This is a public letter to all recruiters, human resources or other professionals that are in a *hiring department* that would like to garner referrals from me. I like to categorize my referrals into junior and senior software developers. This is not my interaction process with startups & early round companies, I know you and you know me, things work differently, so if you’re in a startup and looking for people this doesn’t apply to you. This is a letter to help guide how I can help all parties involved in the best way possible.
NOTE: I’m not a recruiter, not intending to be, nor do I work for any recruitment agencies or groups. This is something I do because I enjoy being involved with the tech scene of Portland and have great sympathy for people looking to join good teams. I fought years to find good teams and have enjoyed working with these teams. Matter of fact, I’d say a good team is orders of magnitude more enjoyable to work with than the not good teams. In other words, I try to make things not suck for everybody involved! 😉
For junior developer referrals, I have a few basic requirements and information that I’d like to know if there is a specific job in mind. If you’d just like to talk, I’ll also put you in touch with a junior developer based on this criteria.
- For the junior developer the positions should be of reasonable commutes, especially in the current software development market.
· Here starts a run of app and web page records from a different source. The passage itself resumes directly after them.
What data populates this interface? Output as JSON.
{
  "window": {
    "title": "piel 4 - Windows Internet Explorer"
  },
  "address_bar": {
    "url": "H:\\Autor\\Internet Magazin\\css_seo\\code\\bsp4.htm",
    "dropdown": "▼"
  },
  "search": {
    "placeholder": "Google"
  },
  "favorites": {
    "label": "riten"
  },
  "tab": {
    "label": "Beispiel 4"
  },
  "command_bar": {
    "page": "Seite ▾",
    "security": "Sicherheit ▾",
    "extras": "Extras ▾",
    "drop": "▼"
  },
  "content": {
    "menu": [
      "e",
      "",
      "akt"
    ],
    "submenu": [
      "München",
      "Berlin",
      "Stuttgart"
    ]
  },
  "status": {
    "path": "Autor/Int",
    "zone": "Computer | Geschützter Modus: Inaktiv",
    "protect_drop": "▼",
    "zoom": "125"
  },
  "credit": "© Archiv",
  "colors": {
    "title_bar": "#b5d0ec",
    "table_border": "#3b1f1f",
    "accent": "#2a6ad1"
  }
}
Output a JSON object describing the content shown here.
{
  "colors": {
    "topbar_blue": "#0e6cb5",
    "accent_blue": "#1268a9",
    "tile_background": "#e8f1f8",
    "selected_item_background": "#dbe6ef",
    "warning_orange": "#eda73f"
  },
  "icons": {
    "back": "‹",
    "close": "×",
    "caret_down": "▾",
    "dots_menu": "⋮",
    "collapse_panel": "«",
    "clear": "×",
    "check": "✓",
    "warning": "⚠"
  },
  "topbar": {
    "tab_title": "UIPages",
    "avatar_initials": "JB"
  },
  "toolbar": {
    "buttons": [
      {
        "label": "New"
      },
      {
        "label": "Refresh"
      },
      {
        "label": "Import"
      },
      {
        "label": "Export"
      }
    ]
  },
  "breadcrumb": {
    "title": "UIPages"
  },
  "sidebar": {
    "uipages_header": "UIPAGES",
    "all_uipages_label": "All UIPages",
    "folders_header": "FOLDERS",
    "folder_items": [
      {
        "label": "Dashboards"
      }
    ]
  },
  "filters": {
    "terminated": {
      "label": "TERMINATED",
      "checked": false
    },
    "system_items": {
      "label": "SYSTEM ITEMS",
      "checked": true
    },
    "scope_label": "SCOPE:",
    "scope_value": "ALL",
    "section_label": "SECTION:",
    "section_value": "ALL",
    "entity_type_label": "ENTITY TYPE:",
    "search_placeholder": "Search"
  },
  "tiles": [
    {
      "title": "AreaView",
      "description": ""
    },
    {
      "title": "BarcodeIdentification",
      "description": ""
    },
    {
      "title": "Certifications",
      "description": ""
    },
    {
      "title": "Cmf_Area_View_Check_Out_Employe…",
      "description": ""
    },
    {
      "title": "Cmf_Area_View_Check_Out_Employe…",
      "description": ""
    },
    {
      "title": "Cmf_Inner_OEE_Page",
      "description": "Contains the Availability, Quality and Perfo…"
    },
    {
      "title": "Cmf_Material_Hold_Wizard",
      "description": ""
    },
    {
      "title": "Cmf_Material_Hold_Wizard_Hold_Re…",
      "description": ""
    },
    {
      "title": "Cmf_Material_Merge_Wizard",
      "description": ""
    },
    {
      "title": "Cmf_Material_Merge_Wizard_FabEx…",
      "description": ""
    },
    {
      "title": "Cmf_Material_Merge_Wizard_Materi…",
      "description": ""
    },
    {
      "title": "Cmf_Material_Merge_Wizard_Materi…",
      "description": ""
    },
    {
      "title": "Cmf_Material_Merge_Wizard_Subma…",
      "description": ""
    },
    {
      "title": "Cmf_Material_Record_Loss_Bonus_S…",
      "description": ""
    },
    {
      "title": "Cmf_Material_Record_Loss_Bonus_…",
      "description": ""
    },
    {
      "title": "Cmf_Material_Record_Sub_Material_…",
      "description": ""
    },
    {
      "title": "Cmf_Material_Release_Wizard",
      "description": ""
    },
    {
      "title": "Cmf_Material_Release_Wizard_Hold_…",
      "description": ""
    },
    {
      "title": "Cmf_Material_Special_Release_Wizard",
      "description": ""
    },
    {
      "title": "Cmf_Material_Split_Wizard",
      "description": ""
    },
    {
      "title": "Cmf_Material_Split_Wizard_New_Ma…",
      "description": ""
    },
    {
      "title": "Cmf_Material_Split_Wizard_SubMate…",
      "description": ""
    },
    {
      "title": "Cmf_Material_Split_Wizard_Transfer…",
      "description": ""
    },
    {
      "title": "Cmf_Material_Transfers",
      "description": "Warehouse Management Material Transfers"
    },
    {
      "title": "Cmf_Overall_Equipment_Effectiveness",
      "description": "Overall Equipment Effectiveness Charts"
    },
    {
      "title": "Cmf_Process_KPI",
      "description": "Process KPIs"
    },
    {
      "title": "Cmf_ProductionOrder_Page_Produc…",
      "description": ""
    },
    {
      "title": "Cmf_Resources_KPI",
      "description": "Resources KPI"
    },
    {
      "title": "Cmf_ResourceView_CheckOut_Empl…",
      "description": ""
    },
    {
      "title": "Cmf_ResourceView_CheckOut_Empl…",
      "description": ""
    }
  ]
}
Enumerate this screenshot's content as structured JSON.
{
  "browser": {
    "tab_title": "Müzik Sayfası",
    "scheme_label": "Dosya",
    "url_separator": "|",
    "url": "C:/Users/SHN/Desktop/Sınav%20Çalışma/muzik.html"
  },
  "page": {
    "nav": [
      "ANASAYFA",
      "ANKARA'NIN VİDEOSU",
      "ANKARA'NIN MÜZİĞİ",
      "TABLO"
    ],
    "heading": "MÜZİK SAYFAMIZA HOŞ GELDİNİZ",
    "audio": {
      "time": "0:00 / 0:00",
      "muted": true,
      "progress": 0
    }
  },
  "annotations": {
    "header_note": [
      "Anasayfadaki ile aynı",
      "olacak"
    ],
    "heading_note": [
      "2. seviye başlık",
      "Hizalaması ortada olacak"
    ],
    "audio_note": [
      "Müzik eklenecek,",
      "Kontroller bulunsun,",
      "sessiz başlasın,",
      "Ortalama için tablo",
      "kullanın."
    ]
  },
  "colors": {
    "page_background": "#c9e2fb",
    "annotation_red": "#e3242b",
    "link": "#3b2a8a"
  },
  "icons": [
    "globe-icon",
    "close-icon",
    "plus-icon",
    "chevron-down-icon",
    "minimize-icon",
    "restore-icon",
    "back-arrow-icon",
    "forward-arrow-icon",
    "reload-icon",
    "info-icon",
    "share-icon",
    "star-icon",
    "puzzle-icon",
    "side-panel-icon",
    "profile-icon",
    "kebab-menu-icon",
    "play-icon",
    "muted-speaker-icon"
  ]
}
This means that the commute, one way, should not be anymore than 10-15 minutes either by biking, walking or taking transit. If they want to drive, that’s their concern, but I don’t want to condemn anyone to ever being stuck with a forced auto-dependent commute.
- Is there opportunity that the junior dev will be working with other senior developers who will pair code, do code review and otherwise support the individual in a positive and enthusiastic way?
- Is the company active in the local community and supportive of new employees and existing employees being involved? Will the encourage and allow the junior developer to get involved and possibly attend workshops, courses, meetups and even conferences that may be during business hours (but likely most are not)?
For senior software developers this gets to be even more particular, especially in Seattle, Portland, San Francisco, New York or Vancouver BC. If I’m going to refer anybody the following items are a baseline.
- Does the job offer remote work or some remote work days? How does the team currently communicate with remote employees and what is the split of remote employees vs. in office employees?
- Not just is there opportunity to, but is there active pairing, continuous integration or delivery setup and being used?
- What is the current management paradigm around architecture decisions, user experience (UX) and other items that are often peripheral to the software development that occurs?
If these questions can be answered in the affirmative then I have some referrals for you. Even if they aren’t, these questions and this information should become standard on any job description, in MANY ways more so than the technology list of skills that are all to common. This last part is something to note for people hiring, not just recruiters.
I’ve also talked more about this far in the past (in tech years). I’ve spent many solid years hiring, firing and generally building teams of people. The following has inadvertently become kind of a series about suggestions to fix the job posts, and where and what the baseline is for building a A-game Team. Much of these suggestions hold true still today.
- I’m Not Looking, But These Job Posts Just Suck
- Job Posts that Don’t Suck!
- Top Tier, A-Game Talent – How to Land em’